There has been one COVID-19-related death, a Sioux City man who worked at the Tyson facility, the company's largest beef plant. Tyson has confirmed that some workers have tested positive for the virus but have refused to provided a number.
For several days, local and state officials also have sidestepped questions about the plant and have gone out of their way not to even talk about the meat giant, citing state health care privacy laws. In a statement late Friday, though, Siouxland District Health, which serves Woodbury County, acknowledged that "a significant majority of the people in our community who have tested positive work in another state in industries that are particularly hard hit by COVID-19, or are close contacts of these workers."
"Siouxland District Health Department is not able to disclose the name of the business where these individuals are employed at this time," the statement said. "We are working to get the percentage of the current cases that are associated with this industry, and will have a better number when the contact tracing of all the new cases from today has been completed."

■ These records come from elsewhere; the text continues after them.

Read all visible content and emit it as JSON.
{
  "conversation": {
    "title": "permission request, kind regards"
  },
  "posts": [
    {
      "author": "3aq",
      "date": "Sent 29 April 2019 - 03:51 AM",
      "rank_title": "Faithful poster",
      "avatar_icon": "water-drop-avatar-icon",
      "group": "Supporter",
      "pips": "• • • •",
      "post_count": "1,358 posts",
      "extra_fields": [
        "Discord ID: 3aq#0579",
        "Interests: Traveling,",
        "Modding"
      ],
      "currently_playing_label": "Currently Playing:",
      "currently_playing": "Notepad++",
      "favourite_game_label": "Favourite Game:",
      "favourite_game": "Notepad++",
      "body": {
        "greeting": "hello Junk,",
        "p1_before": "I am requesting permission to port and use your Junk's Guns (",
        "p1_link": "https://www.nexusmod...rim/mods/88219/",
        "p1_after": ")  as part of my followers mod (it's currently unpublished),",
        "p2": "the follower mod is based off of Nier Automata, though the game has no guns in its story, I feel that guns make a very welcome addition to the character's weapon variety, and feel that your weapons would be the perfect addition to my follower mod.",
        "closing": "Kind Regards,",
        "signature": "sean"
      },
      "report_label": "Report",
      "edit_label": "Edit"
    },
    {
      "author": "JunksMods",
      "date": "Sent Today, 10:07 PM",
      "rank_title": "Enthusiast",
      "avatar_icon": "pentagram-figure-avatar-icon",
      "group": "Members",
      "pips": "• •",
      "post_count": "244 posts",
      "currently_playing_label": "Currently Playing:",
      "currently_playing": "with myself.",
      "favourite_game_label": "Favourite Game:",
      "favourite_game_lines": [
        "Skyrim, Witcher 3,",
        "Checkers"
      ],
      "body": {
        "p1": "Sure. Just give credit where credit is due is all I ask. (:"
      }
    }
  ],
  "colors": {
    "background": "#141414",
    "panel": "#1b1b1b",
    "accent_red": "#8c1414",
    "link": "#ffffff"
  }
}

District health officials attributed part of the reason in the the sharp rise in infections to a "significant increase" in testing for the virus.
"As the testing increases, more confirmed cases are identified which require follow up, and may also call for more needed testing of contacts of the current cases," the department said in the statement. "This is a cycle that will likely continue for the near future and we anticipate seeing testing numbers, and confirmed cases, continue to increase."
Citing the increased testing, Siouxland District Health said Friday it will no longer provide daily reports on the gender and age range of the new cases.
A total of 1,347 tests have been performed in Woodbury County. Of the 287 confirmed cases, 30 patients have recovered. Seven remain hospitalized while five have been discharged from the hospital.
Dakota County Health Department is not providing data on the number of county residents who are hospitalized or have recovered from the virus.
Several other Siouxland counties recorded increases in their COVID-19 numbers Friday.
In southeastern South Dakota, Union County, part Sioux City metro, reported 3 news cases, raising its total to 11. Six have active infections, five have recovered and one was hospitalized, according to the South Dakota Department of Health.
In Northwest Iowa, Cherokee County recorded a second case, according to data from the Iowa Department of Public Health. Dickinson and Crawford counties each recorded new case, raising Dickinson's total to four and Crawford's to eight. Ida and Sac are the only Northwest Iowa counties with no new cases.
Statewide, Iowa recorded an additional 521 cases of the virus Friday, bringing the state's total to 4,445, though this figure does not include all of Woodbury County's infections. Eleven more deaths attributed to the virus were reported Friday, bringing the state's death toll to 107.
South Dakota has a total of 2,040 cases of the virus, 1,190 of whom have recovered. Sixty-one people in the state are currently hospitalized, and 10 have died. The vast majority of the state's COVID-19 cases are concentrated in Minnehaha County, which has 1,707 cases, according to the South Dakota Department of Health.
The Nebraska Department of Health and Human Services on Friday reported a statewide COVID-19 tally of 2,421. The state's figures, which does not include all of Dakota County’s cases, continues to list Dakota as the fourth most-impacted county in the state, behind Hall, Douglas and Dawson counties. Fifty deaths associated with the virus have been recorded in the Cornhusker state.